Looking Past the Technology Sugar-High
Even with the continued growth and renewed energy around Microsoft Teams, SharePoint Online, and the entire Office 365 platform, there are still major issues surrounding the transition toward the cloud for many organizations…but not the issues you’re thinking of.
Major topics that have taken up mindshare from the community and customers in the past include upgrade and migration, governance, improving the user experience (UX), and the search and discovery experience. All valid topics, all deserving of our thoughtful consideration. But as organizations begin to consider moving to the cloud, whether to Office 365 or some kind of hybrid deployment, the bigger problem is that organizations are losing sight of what their businesses actually need from the technology.
What has happened over the past couple years is that the conversations have shifted, understandably, away from these traditionally infrastructure-minded topics toward user-centric topics, such as end user productivity, adoption and engagement, and personalized apps. Which is great, right? Give the people what they want! Adoption and engagement are king!

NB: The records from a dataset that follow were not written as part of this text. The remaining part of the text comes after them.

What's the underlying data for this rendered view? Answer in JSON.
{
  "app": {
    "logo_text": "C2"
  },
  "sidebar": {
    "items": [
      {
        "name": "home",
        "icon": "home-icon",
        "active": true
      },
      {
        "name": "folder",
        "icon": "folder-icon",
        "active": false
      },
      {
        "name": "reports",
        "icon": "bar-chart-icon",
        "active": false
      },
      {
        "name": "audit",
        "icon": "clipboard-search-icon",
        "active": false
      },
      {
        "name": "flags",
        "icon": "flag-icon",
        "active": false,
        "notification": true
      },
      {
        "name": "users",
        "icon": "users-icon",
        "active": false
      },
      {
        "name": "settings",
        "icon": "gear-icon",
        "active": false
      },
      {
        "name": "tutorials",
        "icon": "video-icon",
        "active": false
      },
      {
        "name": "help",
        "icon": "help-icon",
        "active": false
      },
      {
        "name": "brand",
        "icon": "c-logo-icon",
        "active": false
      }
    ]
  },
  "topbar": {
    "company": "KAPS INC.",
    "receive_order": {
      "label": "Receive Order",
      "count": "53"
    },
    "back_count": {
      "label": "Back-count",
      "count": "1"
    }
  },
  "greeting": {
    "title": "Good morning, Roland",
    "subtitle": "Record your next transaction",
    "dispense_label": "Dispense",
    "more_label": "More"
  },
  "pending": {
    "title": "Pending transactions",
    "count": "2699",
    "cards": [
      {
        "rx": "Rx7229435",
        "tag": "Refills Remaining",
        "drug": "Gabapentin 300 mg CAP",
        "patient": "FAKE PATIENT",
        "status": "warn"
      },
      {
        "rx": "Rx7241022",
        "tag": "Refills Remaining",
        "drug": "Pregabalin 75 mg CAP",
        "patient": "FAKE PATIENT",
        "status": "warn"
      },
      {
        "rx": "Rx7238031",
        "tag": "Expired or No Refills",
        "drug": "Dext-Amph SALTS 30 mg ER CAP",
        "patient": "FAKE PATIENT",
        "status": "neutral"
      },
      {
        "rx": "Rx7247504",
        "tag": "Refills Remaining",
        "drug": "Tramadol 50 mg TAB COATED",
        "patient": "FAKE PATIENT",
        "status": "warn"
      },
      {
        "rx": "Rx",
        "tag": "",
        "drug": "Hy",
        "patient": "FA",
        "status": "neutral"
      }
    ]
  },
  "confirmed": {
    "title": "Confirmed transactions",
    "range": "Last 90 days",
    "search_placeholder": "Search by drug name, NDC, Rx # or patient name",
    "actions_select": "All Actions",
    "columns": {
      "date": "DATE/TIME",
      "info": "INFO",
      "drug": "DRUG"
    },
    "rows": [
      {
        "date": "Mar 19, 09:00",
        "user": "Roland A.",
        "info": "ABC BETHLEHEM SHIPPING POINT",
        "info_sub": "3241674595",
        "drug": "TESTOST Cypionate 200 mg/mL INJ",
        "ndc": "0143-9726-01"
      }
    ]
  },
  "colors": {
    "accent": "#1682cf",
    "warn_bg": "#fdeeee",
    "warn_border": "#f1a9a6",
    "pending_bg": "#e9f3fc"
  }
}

And let’s be honest — some of the most exciting innovations to come out of Redmond within the last year have absolutely nothing to do with those infrastructure concerns of the past, and everything to do with improving the end user experience. Am I right?
One of my favorite childhood memories is of the Halloween that my older brother and I made the bold move to add to our secret candy stockpiles. We had gone out with our Mom and siblings for a couple hours, but not too far down our street had come across a lonely house with no porch lights, yet a *giant* bucket of candy with a “Please take one” sign to which our mother ensured we obeyed. Once back to the house, with mom confiscating our precious candy to dole out a little bit at a time over the coming weeks, we devised a plan.
Waiting until my parents were in bed, we quietly popped the screen to our bedroom window, climbed out with pillow cases in hand, ran the half mile or so to the house in question, and found the still full bucket of candy, which we divided in half between our pillow cases, and made our way home amongst the shadows. Once back in our room, we reinstalled the window screen, and hid our candy stash at the back of our closet.
Unfortunately, mom caught onto us fairly quickly. I don’t quite remember the details through my sugar-infused delirium, but apparently one or both of us refused the next day’s candy because we had already engorged ourselves that morning, and by breakfast we were already feeling quite ill.
Much like those candy-engorged boys, many organizations get caught in the sugar-high of exciting new features and roadmap promises, and tend to forget that healthy breakfast of business outcomes, adoption metrics, and governance and compliance standards.
Remember what it is you are trying to achieve for your businesses. The danger of focusing too much on everything *new* is that it often distracts us away from the core business requirements. In my experience, the majority of SharePoint failures come from our own inability to understand and deliver on what our organizations truly need. When AIIM.org says that nearly two-thirds of SharePoint installations are stalled in their progress, I would argue that many (if not most) of these engagements lack clarity around both purpose (why they are using SharePoint) and deployment strategy (how they will deliver).
As we kick off a new decade, and Microsoft prepares for another season of events where they’ll talk about all of the new features, the time has come for organizations to bridle their excitement for all that is new, take a long and hard look at their own requirements, and make an honest assessment of their real business needs. Sure, some of the latest features could help you better meet your requirements, but what can you deliver now while you wait for those new features to become available?
With so many changes so quickly within the Office 365 ecosystem, it can be difficult to make sense of Microsoft’s overall strategy, much less your own organizational goals. Successful technology deployments have never been about the technology. SharePoint, for example, is just a technology platform. A powerful, flexible platform that sometimes causes severe headaches, yes, but one that also enables organizations to unlock productivity and innovation. Experts in the community have long spoken out against the idea of deploying SharePoint and walking away, leaving it to the end users to find their way. Even with organizations who have had SharePoint in place for years, it was assumed that with an upgrade the end users would figure it all out without additional training or IT resources. Those attempts, more often than not, failed.
As you begin to think about adding to your intranet, team site, or knowledge management platform, begin with a coordinated effort across all of your stakeholders: end users, management, developers, and anyone else who will use or support the platform. Approach the technology with a shared understanding of what the business wants to achieve, and define the specific and measurable outputs of the system. What you will likely find is that the version you have in place today can meet most or all of those business requirements, putting you in a much better position to evaluate the new features and capabilities as they become available — and extend your environment even further.